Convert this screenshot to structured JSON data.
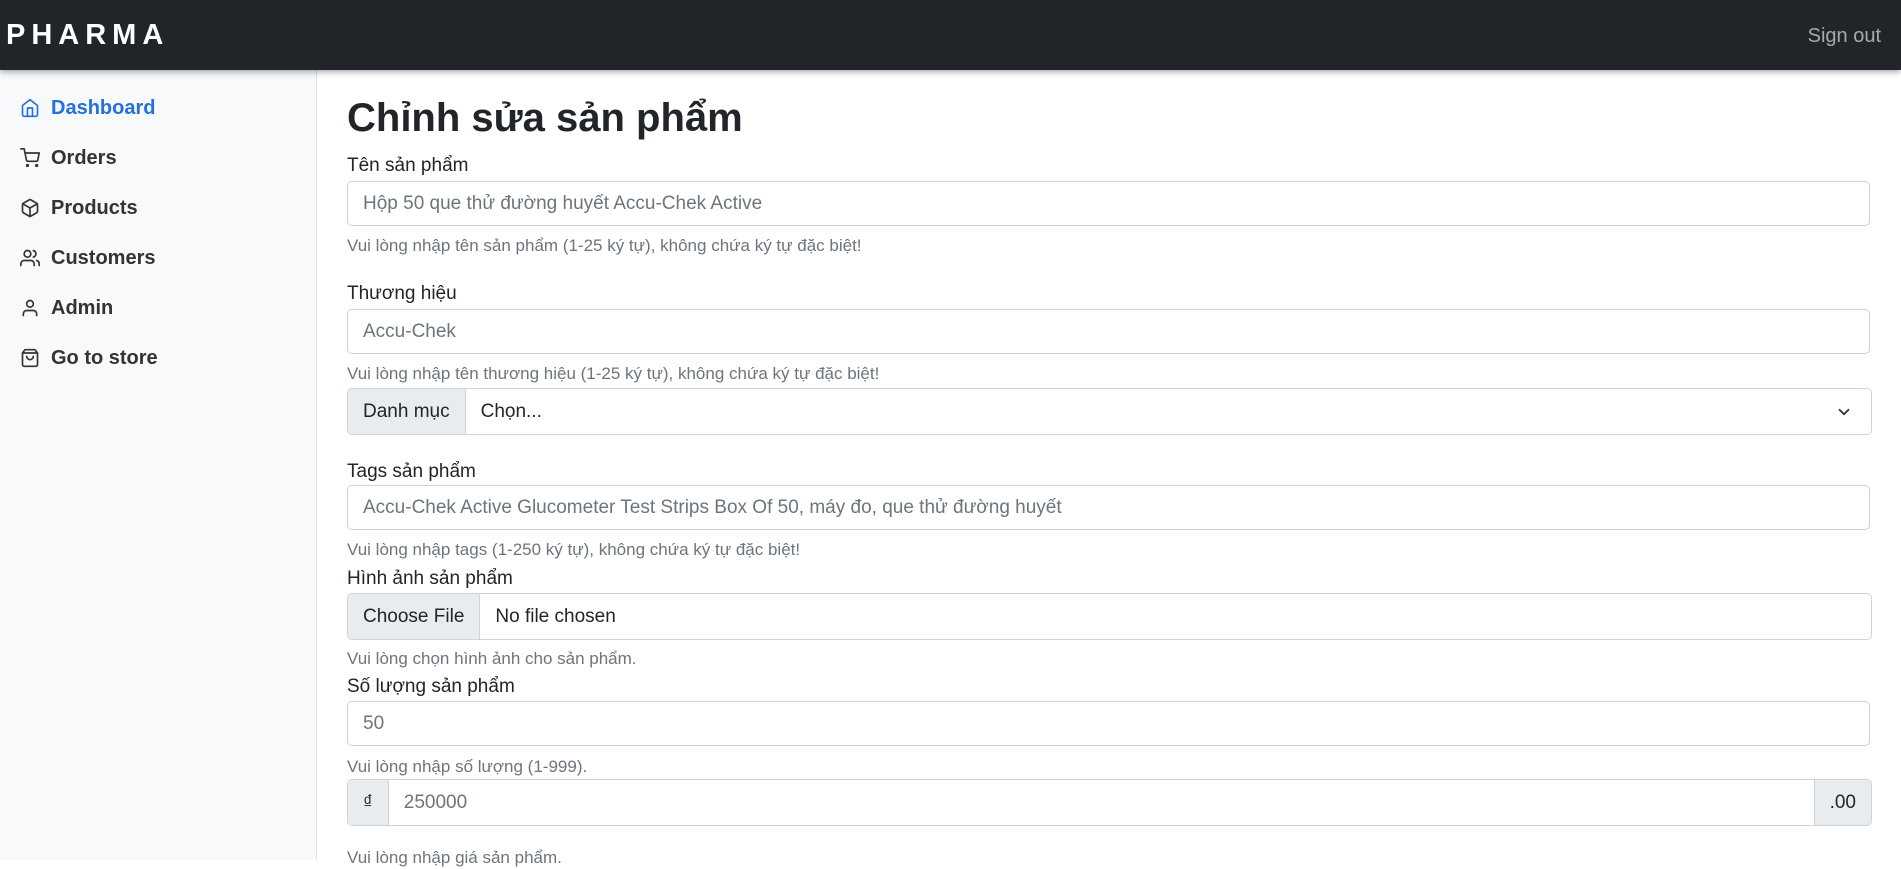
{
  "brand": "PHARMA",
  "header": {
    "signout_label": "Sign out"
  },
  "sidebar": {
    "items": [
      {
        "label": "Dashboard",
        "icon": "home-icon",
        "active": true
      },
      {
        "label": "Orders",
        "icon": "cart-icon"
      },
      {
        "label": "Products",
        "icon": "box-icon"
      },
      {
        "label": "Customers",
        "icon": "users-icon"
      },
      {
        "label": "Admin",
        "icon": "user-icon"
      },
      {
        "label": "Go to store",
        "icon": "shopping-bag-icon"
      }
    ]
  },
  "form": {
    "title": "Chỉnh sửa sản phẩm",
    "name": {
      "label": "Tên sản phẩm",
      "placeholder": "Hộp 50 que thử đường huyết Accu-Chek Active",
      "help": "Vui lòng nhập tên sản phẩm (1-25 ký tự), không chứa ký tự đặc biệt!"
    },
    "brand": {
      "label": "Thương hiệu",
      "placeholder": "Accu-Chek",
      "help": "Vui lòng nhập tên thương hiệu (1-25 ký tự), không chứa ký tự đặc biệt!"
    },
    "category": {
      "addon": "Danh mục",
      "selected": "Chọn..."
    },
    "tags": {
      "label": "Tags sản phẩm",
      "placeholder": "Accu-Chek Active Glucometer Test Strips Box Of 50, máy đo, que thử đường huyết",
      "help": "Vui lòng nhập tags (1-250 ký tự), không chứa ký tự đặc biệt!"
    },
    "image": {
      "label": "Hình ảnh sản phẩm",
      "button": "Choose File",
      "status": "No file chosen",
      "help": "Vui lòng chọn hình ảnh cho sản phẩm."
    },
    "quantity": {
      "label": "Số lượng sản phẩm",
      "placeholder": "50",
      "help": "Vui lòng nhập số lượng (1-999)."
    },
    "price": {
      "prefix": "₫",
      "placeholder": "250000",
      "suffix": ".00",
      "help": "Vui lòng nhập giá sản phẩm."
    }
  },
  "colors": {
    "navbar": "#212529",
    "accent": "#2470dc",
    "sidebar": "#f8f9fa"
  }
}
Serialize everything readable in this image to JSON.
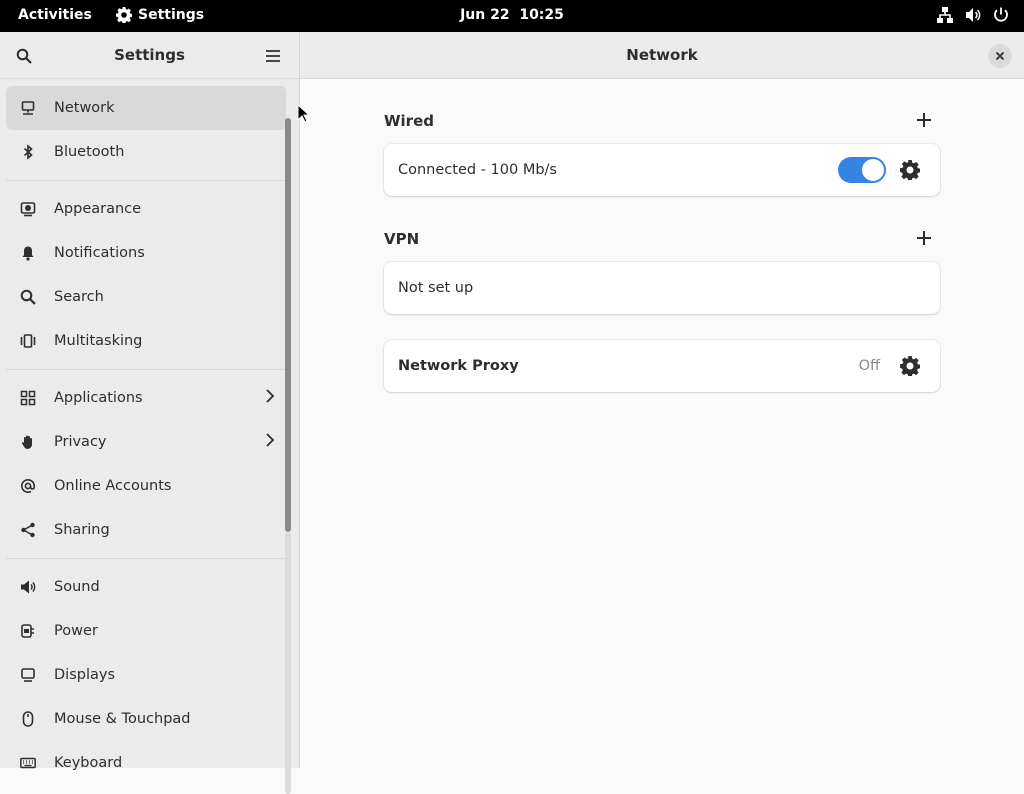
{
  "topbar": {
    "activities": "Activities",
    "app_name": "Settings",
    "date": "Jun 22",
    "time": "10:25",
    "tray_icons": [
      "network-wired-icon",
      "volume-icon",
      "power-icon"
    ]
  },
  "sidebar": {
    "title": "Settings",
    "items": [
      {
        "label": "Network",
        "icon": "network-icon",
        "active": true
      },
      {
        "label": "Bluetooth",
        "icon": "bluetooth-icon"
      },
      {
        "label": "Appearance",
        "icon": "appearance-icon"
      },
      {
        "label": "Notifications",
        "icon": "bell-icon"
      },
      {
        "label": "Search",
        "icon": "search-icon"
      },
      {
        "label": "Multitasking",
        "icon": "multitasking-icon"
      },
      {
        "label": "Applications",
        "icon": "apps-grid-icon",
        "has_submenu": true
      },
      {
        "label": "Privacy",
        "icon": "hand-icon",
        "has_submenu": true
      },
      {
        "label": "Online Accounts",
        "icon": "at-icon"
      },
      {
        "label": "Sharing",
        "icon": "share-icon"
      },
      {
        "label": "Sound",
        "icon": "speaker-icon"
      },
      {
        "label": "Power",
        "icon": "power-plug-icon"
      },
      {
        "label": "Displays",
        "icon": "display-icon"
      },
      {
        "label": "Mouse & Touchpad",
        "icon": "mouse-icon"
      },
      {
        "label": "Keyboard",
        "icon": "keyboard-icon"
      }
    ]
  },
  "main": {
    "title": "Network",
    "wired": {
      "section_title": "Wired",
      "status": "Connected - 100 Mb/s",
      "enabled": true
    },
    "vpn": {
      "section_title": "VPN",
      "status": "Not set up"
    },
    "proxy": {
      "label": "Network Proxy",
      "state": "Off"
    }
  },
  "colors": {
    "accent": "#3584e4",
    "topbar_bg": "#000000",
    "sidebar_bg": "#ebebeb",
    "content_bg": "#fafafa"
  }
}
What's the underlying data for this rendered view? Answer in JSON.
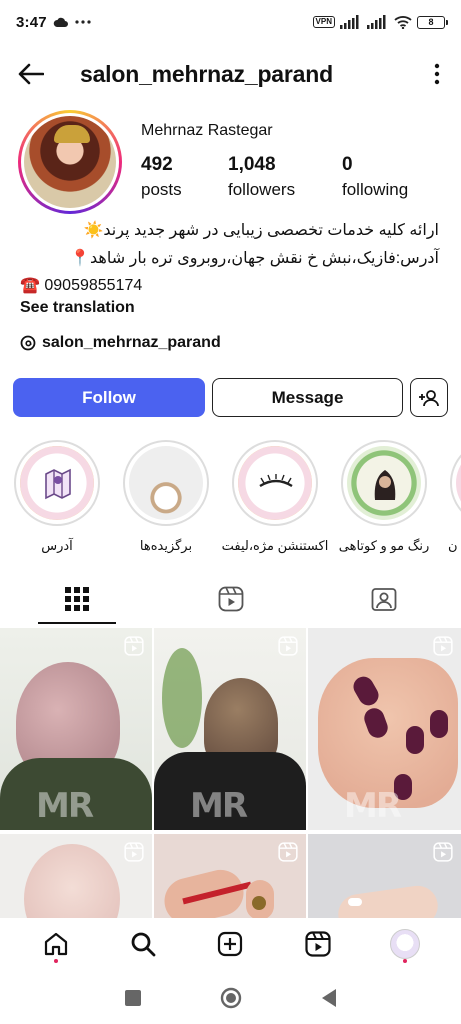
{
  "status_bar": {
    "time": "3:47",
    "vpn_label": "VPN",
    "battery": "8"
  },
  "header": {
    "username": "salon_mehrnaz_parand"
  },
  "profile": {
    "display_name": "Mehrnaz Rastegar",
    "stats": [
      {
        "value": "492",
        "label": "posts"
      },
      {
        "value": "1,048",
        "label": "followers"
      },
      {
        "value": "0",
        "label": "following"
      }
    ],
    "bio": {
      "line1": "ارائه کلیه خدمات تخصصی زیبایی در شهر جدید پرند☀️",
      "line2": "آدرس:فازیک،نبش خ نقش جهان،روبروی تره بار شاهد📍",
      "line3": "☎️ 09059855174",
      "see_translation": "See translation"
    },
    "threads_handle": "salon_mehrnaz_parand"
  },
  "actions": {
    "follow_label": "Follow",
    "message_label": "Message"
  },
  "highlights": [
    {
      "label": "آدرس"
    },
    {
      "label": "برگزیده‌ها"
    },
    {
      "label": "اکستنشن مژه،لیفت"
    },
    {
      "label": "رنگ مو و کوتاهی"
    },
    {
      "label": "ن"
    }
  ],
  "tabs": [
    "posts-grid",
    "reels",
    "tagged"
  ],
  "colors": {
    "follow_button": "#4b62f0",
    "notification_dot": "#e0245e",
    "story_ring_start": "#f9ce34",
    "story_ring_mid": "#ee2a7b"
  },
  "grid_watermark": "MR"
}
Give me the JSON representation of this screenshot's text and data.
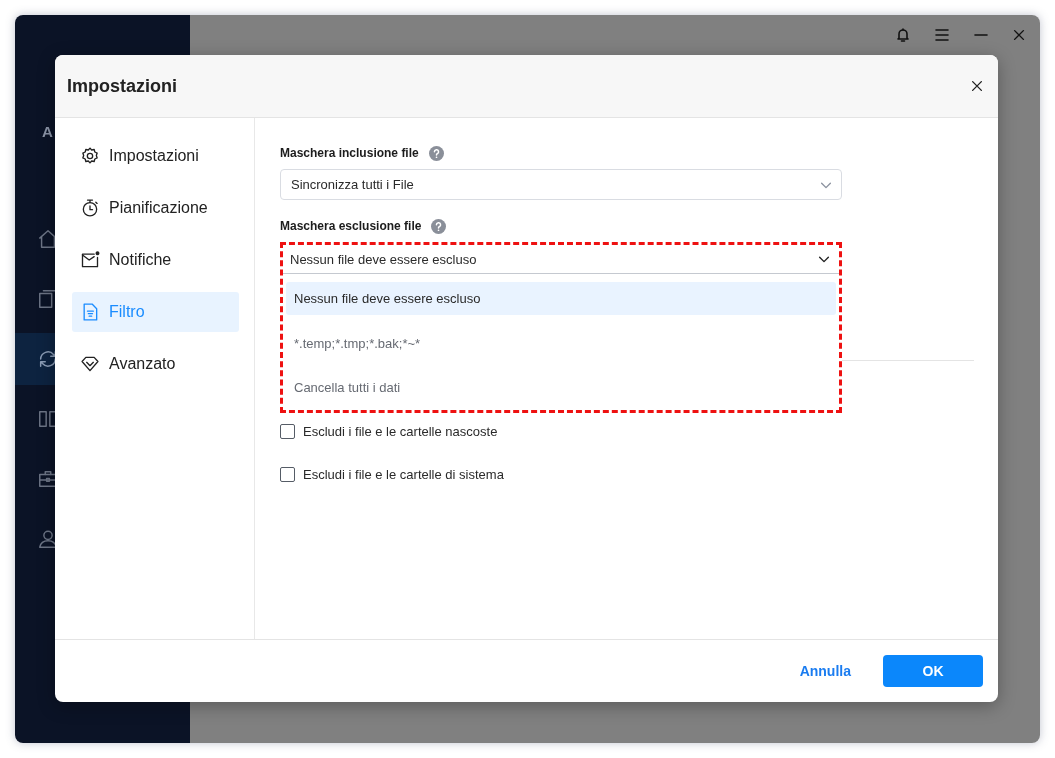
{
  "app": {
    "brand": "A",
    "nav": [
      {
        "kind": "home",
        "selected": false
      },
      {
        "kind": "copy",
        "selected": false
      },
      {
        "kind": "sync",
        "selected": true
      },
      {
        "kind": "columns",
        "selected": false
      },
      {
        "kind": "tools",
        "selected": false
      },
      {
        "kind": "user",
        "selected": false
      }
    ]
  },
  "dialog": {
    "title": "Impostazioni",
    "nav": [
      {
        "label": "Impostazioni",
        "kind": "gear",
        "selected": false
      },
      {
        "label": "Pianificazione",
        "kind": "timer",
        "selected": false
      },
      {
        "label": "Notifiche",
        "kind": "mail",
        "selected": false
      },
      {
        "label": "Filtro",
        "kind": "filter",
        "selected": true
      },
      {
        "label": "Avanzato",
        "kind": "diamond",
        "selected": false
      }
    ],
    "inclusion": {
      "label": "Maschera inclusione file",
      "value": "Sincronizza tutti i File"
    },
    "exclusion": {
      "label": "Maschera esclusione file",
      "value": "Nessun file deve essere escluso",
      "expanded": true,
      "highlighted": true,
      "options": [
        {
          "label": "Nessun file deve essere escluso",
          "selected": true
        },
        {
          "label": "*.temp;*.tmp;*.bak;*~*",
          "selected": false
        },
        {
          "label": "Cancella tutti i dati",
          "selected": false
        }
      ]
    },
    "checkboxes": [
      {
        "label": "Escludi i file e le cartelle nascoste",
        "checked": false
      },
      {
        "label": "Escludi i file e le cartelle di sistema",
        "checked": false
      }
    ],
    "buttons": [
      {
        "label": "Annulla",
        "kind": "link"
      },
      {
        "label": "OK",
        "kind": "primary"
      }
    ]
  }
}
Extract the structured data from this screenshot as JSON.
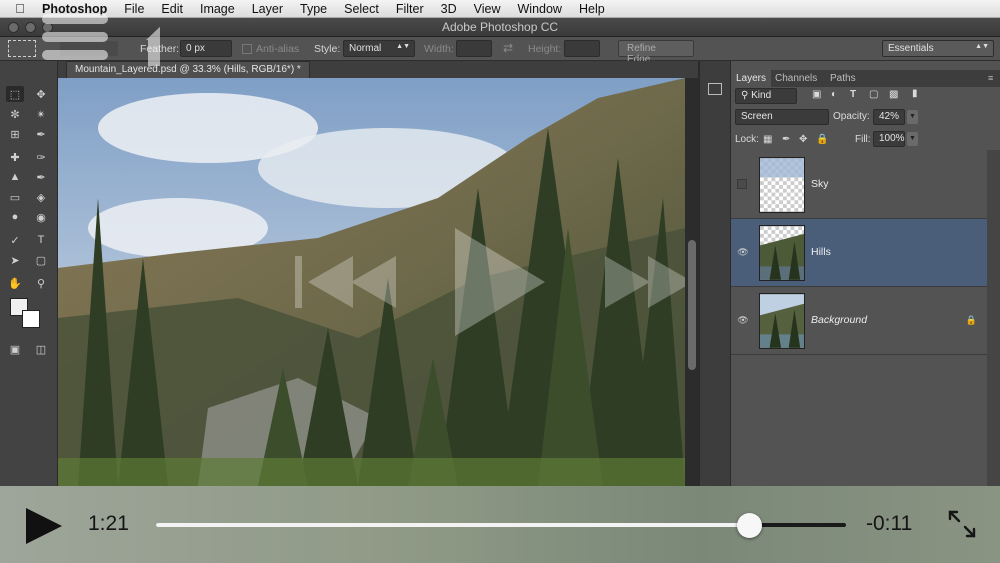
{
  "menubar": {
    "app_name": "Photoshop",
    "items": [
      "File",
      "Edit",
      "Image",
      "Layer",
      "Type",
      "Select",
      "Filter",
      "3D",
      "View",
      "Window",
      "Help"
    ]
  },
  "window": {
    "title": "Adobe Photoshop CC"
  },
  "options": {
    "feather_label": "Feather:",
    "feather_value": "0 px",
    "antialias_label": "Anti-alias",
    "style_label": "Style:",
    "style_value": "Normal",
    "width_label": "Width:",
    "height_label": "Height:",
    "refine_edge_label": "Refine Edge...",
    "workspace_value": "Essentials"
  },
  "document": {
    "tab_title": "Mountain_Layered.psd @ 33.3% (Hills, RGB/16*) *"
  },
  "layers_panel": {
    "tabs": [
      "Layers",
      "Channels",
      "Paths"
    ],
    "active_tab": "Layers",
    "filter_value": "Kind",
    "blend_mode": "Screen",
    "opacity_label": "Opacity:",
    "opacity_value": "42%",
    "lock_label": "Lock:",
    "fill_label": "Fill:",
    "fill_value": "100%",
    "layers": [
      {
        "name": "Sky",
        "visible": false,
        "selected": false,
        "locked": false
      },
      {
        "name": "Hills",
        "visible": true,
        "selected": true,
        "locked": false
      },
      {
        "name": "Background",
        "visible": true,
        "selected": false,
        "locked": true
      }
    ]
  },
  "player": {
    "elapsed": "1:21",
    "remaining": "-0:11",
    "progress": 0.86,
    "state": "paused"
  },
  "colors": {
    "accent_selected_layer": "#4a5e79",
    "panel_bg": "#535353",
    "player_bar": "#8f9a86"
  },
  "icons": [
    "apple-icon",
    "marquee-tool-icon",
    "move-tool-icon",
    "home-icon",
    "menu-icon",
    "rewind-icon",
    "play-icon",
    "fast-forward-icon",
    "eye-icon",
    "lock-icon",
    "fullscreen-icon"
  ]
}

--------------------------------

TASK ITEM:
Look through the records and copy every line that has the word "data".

EXERCISE RESULT:
Convert this screenshot to structured JSON data.
What's the underlying data for this rendered view? Answer in JSON.
Give me the JSON representation of this screenshot's text and data.
Extract the structured data from this screenshot as JSON.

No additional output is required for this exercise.